By Sam Walker, reprinted courtesay of the Outer Banks Voice on Feb. 21, 2018
Bridge dedications can at times be mundane, with the usual dry speeches, a ribbon cutting or sign unveiling and a photo opportunity.
But that was not the case Tuesday on Hatteras Island, as the dedication of the Capt. Richard Etheridge Bridge was not only educational, it was inspirational, and at times emotional, for those in attendance.
Local and state officials gathered before a standing-room-only crowd in the Rodanthe-Waves-Salvo Community Building to speak about the significance of the concrete bridge over the breach of Pea Island by Hurricane Irene in 2011.
And they remarked on the even more significant namesake of the span–the first African-American keeper of a U.S. Life-Saving Service station more than a century ago. Etheridge was born a slave in 1842 and served in the Civil War for the Union Army at a key battle outside Richmond.
He then returned home to Dare County and eventually ascended to keeper of the Pea Island Life-Saving Station, crewed by an all African-American unit that was credited with saving countless lives, that once stood not far from the bridge that now carries his name.
“It’s fitting that, even though it’s been more than a century since his most heroic moment, Capt.
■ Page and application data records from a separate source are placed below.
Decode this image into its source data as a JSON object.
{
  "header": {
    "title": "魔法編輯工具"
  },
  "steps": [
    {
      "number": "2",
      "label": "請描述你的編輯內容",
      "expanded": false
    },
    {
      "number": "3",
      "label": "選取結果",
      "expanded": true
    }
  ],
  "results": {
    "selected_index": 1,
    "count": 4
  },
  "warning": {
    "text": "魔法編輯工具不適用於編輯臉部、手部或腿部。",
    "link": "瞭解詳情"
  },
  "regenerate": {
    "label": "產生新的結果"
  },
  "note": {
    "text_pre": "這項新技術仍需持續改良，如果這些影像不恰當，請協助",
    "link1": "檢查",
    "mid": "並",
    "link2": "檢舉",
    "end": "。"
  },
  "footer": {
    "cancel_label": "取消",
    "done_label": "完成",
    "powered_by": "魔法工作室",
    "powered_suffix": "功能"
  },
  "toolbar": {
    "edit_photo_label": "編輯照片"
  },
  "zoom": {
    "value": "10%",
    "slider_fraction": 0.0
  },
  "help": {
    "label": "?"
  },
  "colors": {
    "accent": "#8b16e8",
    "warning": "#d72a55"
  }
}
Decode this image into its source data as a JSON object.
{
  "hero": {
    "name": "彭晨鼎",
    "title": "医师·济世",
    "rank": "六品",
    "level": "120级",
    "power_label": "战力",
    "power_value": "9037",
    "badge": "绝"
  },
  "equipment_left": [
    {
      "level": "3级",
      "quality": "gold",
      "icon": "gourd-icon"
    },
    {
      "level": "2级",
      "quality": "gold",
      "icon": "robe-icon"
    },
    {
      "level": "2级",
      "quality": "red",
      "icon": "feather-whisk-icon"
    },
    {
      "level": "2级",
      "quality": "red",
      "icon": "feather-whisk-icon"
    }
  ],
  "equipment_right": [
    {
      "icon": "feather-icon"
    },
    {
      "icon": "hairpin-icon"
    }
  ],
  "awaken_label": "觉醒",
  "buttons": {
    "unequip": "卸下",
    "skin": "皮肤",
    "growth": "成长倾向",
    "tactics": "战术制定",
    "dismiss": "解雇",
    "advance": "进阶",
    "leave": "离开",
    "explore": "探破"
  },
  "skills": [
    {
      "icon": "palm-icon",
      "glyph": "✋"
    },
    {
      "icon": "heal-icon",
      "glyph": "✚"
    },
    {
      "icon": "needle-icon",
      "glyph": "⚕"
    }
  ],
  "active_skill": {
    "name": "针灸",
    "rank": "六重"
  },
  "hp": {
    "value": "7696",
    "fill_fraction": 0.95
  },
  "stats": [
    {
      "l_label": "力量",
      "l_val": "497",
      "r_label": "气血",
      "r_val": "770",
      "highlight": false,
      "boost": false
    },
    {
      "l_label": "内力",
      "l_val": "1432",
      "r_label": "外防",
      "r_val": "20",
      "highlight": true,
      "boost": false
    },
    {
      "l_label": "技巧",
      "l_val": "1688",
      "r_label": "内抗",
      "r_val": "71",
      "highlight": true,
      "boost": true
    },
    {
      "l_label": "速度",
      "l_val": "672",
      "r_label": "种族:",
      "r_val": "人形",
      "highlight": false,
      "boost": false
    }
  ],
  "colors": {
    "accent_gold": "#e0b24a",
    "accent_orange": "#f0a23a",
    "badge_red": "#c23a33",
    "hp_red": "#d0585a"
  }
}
Richard Etheridge will continue to play a role in keeping people safe along this stretch of coastline,” said N.C. Transportation Secretary Jim Trogdon.
The U.S. Coast Guard posthumously awarded Etheridge and his crew the Gold Lifesaving Medal for the heroic rescue of those on board the E.S. Newman during a hurricane in 1896. A Coast Guard cutter is also named in Etheridge’s honor.
The Pea Island Preservation Society presented their “Freedmen, Surfmen and Heroes,” which has been performed for Dare County school students and other groups chronicling Etheridge’s life story.
Part of the presentation retold the story of the Newman rescue, and interpreters James Charlet and Linda Malloy brought the story of the heroic efforts of Etheridge and the surfmen in his charge to life.
The bridge, formerly known as the Pea Island Interim Bridge, was completed last year to replace a temporary metal bridge built and open to traffic just six weeks after Hurricane Irene’s sound side storm surge sliced through Pea Island.
The Atlantic Ocean and Pamlico Sound were connected by a 200-yard-wide, 6- to 8-foot deep channel one month later, but the cut has since naturally healed itself, just like New Inlet did decades ago just to the south.
“Thank you to the family members for lending us that name,” said Dare County Manager Bobby Outten. “And thank you, NCDOT, for putting that bridge in for us.”
Efforts to name the bridge for Etheridge were first spearheaded by former state transportation board member Malcolm Fearing of Manteo, then got a huge boost from a group of Kitty Hawk elementary school students who embarked on a letter-writing campaign.
“I can’t think of a more appropriate way to honor Black History Month than to name this bridge the Capt. Richard Etheridge Bridge,” said Dare County Board of Commissioners Chairman Robert Woodard. “I hope every Outer Banks resident that crosses this bridge thinks about his legacy and shares his story with everyone in their vehicle.”